Give again, exactly and only, the lines running from the one with "Read all visible content and emit it as JSON." to the end of the material below; leave out pictures.

☆ ☆ ☆ ☆

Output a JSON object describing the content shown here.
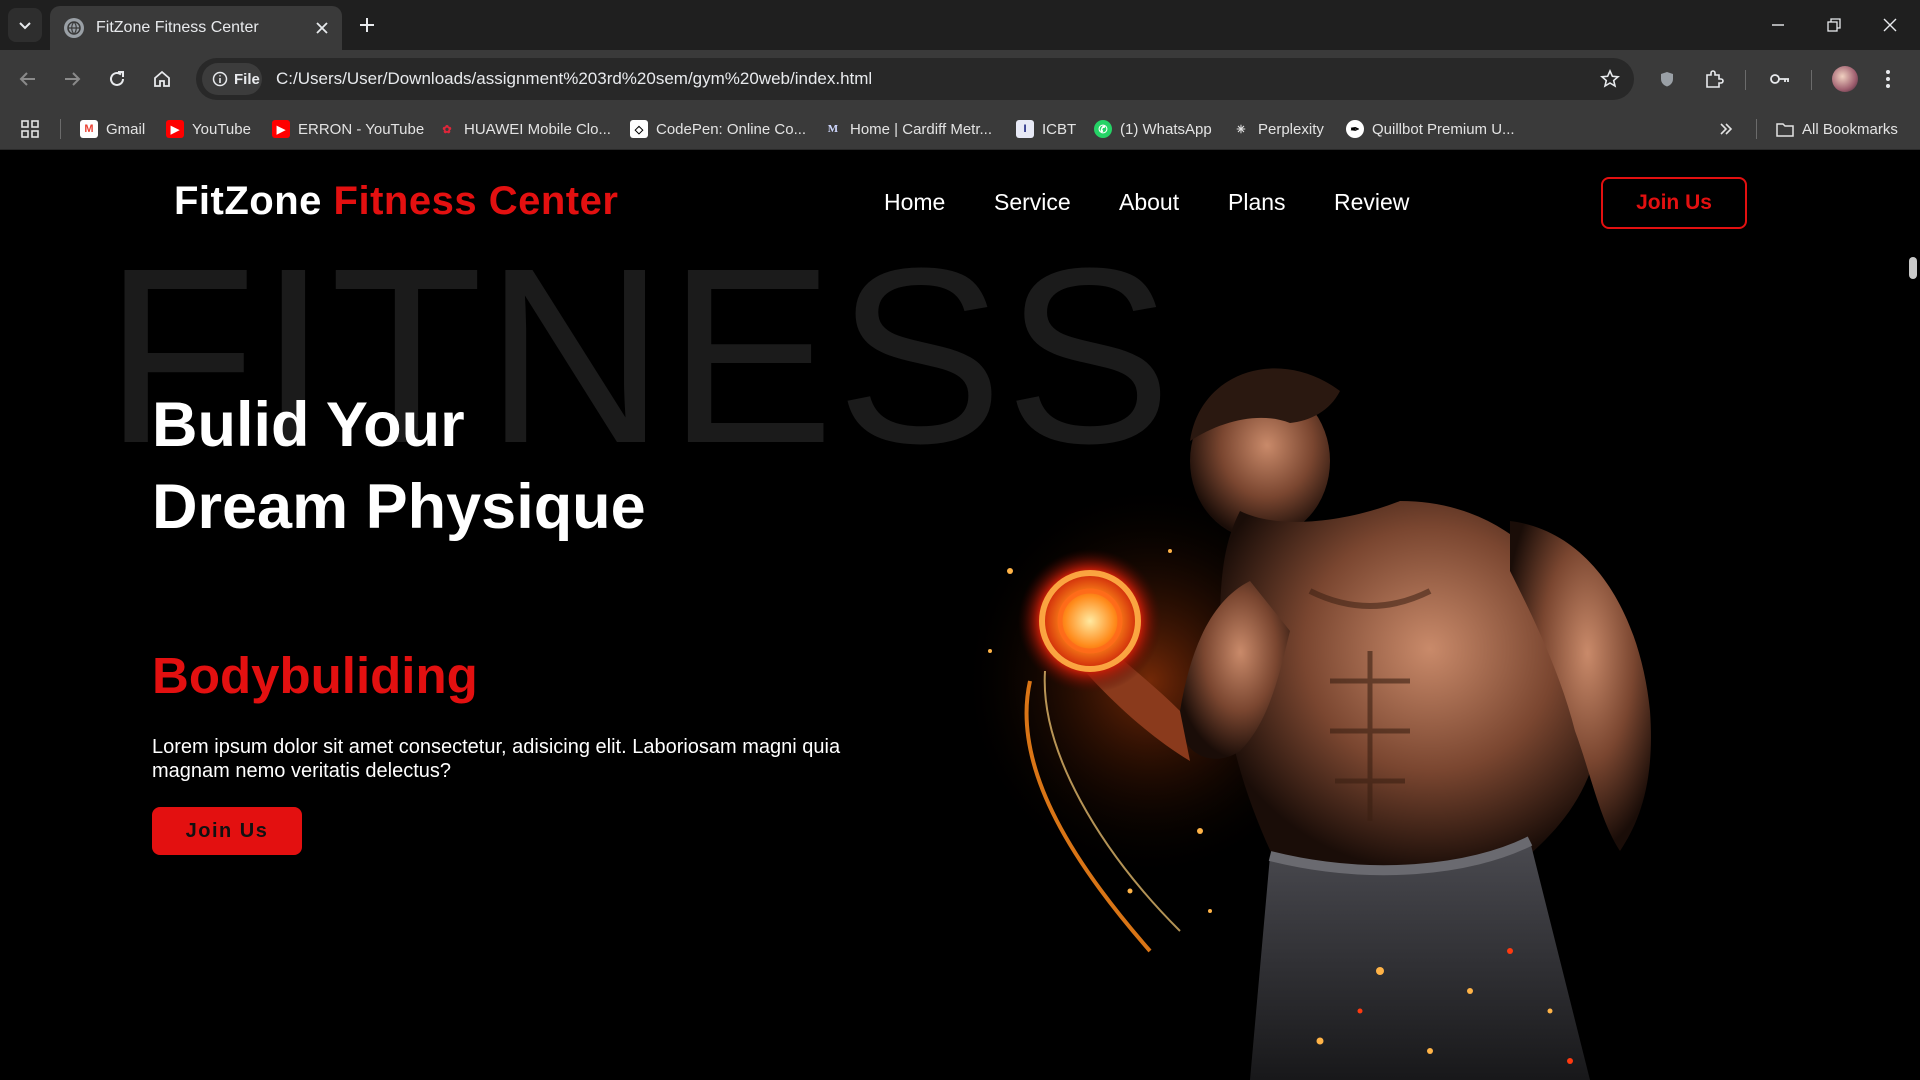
{
  "browser": {
    "tab_title": "FitZone Fitness Center",
    "chip_label": "File",
    "url": "C:/Users/User/Downloads/assignment%203rd%20sem/gym%20web/index.html",
    "bookmarks": [
      {
        "label": "Gmail",
        "icon": "gmail-icon"
      },
      {
        "label": "YouTube",
        "icon": "youtube-icon"
      },
      {
        "label": "ERRON - YouTube",
        "icon": "youtube-icon"
      },
      {
        "label": "HUAWEI Mobile Clo...",
        "icon": "huawei-icon"
      },
      {
        "label": "CodePen: Online Co...",
        "icon": "codepen-icon"
      },
      {
        "label": "Home | Cardiff Metr...",
        "icon": "cardiff-icon"
      },
      {
        "label": "ICBT",
        "icon": "icbt-icon"
      },
      {
        "label": "(1) WhatsApp",
        "icon": "whatsapp-icon"
      },
      {
        "label": "Perplexity",
        "icon": "perplexity-icon"
      },
      {
        "label": "Quillbot Premium U...",
        "icon": "quillbot-icon"
      }
    ],
    "all_bookmarks": "All Bookmarks"
  },
  "site": {
    "logo_white": "FitZone",
    "logo_red": "Fitness Center",
    "nav": [
      "Home",
      "Service",
      "About",
      "Plans",
      "Review"
    ],
    "join_top": "Join Us",
    "watermark": "FITNESS",
    "headline_1": "Bulid Your",
    "headline_2": "Dream Physique",
    "subheadline": "Bodybuliding",
    "description": "Lorem ipsum dolor sit amet consectetur, adisicing elit. Laboriosam magni quia magnam nemo veritatis delectus?",
    "join_main": "Join Us"
  },
  "colors": {
    "accent": "#e31010",
    "background": "#000000",
    "chrome_dark": "#1f1f1f",
    "chrome_mid": "#3a3a3a"
  }
}
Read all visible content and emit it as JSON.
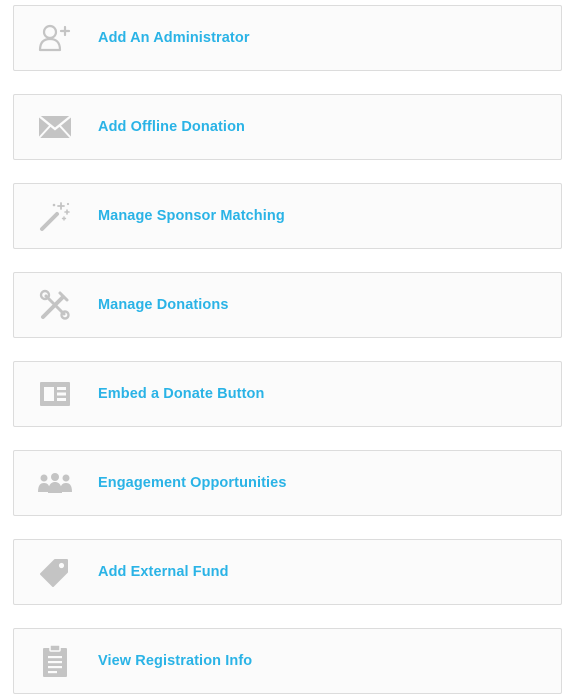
{
  "theme": {
    "accent": "#2ab3e6",
    "icon_color": "#c4c4c4",
    "border": "#dcdcdc",
    "background": "#fbfbfb"
  },
  "actions": [
    {
      "label": "Add An Administrator",
      "icon": "add-user-icon"
    },
    {
      "label": "Add Offline Donation",
      "icon": "envelope-icon"
    },
    {
      "label": "Manage Sponsor Matching",
      "icon": "magic-wand-icon"
    },
    {
      "label": "Manage Donations",
      "icon": "tools-icon"
    },
    {
      "label": "Embed a Donate Button",
      "icon": "embed-card-icon"
    },
    {
      "label": "Engagement Opportunities",
      "icon": "people-group-icon"
    },
    {
      "label": "Add External Fund",
      "icon": "tag-icon"
    },
    {
      "label": "View Registration Info",
      "icon": "clipboard-icon"
    }
  ]
}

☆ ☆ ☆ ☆

**Completed task:**
Read all visible content and emit it as JSON.
{
  "theme": {
    "accent": "#2ab3e6",
    "icon_color": "#c4c4c4",
    "border": "#dcdcdc",
    "background": "#fbfbfb"
  },
  "actions": [
    {
      "label": "Add An Administrator",
      "icon": "add-user-icon"
    },
    {
      "label": "Add Offline Donation",
      "icon": "envelope-icon"
    },
    {
      "label": "Manage Sponsor Matching",
      "icon": "magic-wand-icon"
    },
    {
      "label": "Manage Donations",
      "icon": "tools-icon"
    },
    {
      "label": "Embed a Donate Button",
      "icon": "embed-card-icon"
    },
    {
      "label": "Engagement Opportunities",
      "icon": "people-group-icon"
    },
    {
      "label": "Add External Fund",
      "icon": "tag-icon"
    },
    {
      "label": "View Registration Info",
      "icon": "clipboard-icon"
    }
  ]
}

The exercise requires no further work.